Sometimes Chris asks me if the memory of the time, or the memory and nostalgia of that favorite recipe is strong but if I actually was able to replicate the dish would it still have the same effect on me? I love my mom’s coffee cake, and yet that was not lost (thanks to Betty Crocker). I have even changed it up and added my own twist. There are many that I probably never even know that I am missing. The one that I have tried over and over to recreate with horrible luck was her chocolate chess pie. I remember making it often as a kid and loving it, but each time I try now it is a runny mess. I think Chris has given up on it. So if any of you have a chocolate chess pie recipe that you want to share, I am all ears!
“Have you ever been homesick for someplace that doesn’t actually exist anymore? Someplace that exists only in your mind?” page 103
A quote from the book: “Let’s Pretend This Never Happened” by Jenny Lawson. A memoir about her life, at times hilarious, blunt, and sassy. The above quote makes me think of what I often feel. Do you ever go over old memories in your head, sometimes over and over again to see if you still remember the smallest details? I think about things from my childhood that make me nostalgic. Things that made me happy as a kid. Was it my mom’s chocolate chess pie that I LOVED and no longer have the recipe for, but have NEVER been able to recreate. Or, remembering times when we would somehow end up on my parents king size bed laughing and tickling each other. Did that really happen? I know it did, but with so much time that has passed I often wonder, was there one time when that happened, or was it many times that created my memory?
We all have a part of us that sugar coats the bad aspects of life. Often over time we forget the bad parts. The ones that made us cry, or feel horrible about ourselves, or alone. There are times when I make a nice creme brulee shell over the painful parts of my childhood, and others show the raw memories of abuse and abandonment. Which is why I related so much to what Jenny says here:
“He quietly said (as if to himself) that the memories of the places we’d been before were always more golden-tinted in retrospect than they had ever been at the time, and I nodded, surprised that he’d known more than he’d let on. He was right, but I didn’t know if that made it better or worse. Was it worse to be homesick for a time that was once home, but now lived only in your own mind … or to be homesick for a place that never really existed at all?” 103-104
I think my homesickness comes as a picture of what I dreamed a family and home life could have been. When I miss my parents and my family together, it is more from telling myself what it would be like to still have parents that are alive. Parents that I can call up when I am having a hard day, or when I needs some words of advice. Honestly though, my parents were never really those kinds of parents. Maybe I feel that way because they passed on when I was so young, that I had to move on with my life without having them fill the roles of advice giver, supporter, and nurturer. In the end, my imagination of what my relationship could have been if they were alive is what makes me homesick.
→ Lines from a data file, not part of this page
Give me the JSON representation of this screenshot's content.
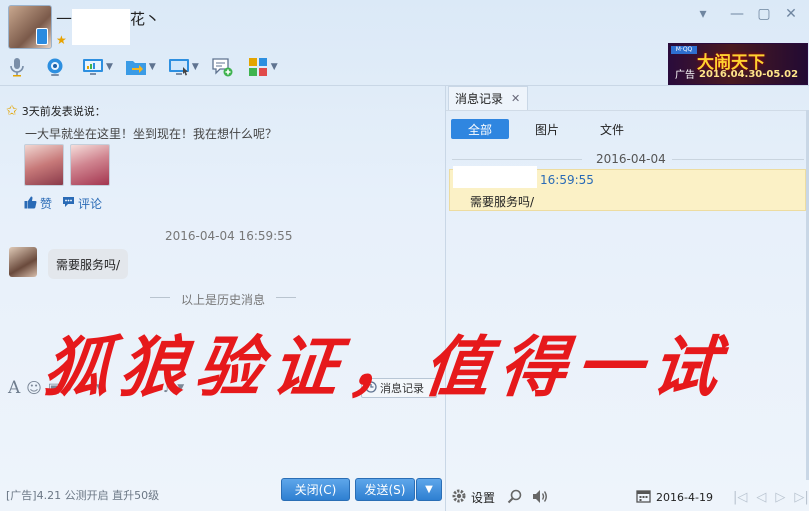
{
  "window": {
    "title_prefix": "—",
    "title_suffix": "花丶",
    "controls": [
      "chevron-down-icon",
      "minimize-icon",
      "maximize-icon",
      "close-icon"
    ]
  },
  "toolbar": {
    "items": [
      {
        "name": "voice-call",
        "icon": "microphone-icon",
        "has_menu": false
      },
      {
        "name": "video-call",
        "icon": "webcam-icon",
        "has_menu": false
      },
      {
        "name": "remote-desktop",
        "icon": "monitor-chart-icon",
        "has_menu": true
      },
      {
        "name": "send-file",
        "icon": "folder-transfer-icon",
        "has_menu": true
      },
      {
        "name": "screen-share",
        "icon": "screen-share-icon",
        "has_menu": true
      },
      {
        "name": "create-group",
        "icon": "chat-add-icon",
        "has_menu": false
      },
      {
        "name": "apps",
        "icon": "app-grid-icon",
        "has_menu": true
      }
    ]
  },
  "ad_banner": {
    "label": "广告",
    "headline": "大闹天下",
    "dates": "2016.04.30-05.02",
    "brand": "M·QQ"
  },
  "feed": {
    "header": "3天前发表说说：",
    "text": "一大早就坐在这里！坐到现在！我在想什么呢？",
    "like": "赞",
    "comment": "评论"
  },
  "chat": {
    "timestamp": "2016-04-04 16:59:55",
    "message": "需要服务吗/",
    "history_divider": "以上是历史消息"
  },
  "input": {
    "msg_record_button": "消息记录"
  },
  "overlay_text": "狐狼验证，值得一试",
  "footer": {
    "ad_text": "[广告]4.21 公测开启 直升50级",
    "close_button": "关闭(C)",
    "send_button": "发送(S)"
  },
  "history_panel": {
    "tab_label": "消息记录",
    "filters": [
      "全部",
      "图片",
      "文件"
    ],
    "date": "2016-04-04",
    "time": "16:59:55",
    "message": "需要服务吗/",
    "settings_label": "设置",
    "current_date": "2016-4-19"
  },
  "colors": {
    "accent": "#2f86e0",
    "overlay_red": "#e6191b",
    "highlight": "#fbf1c6"
  }
}
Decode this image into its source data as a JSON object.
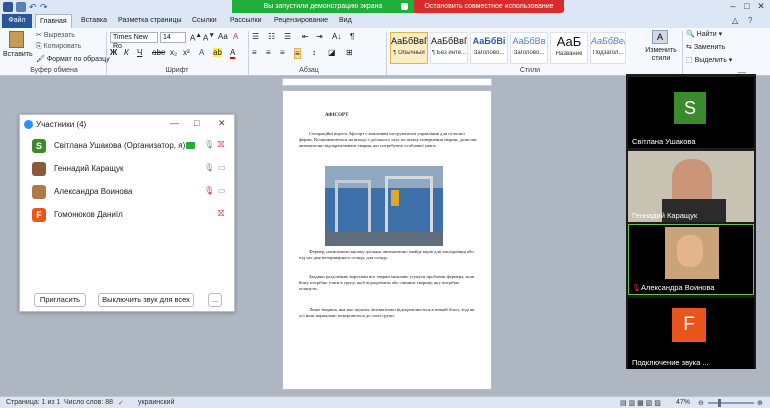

Does that mean I am “homesick for a place that never really existed at all?”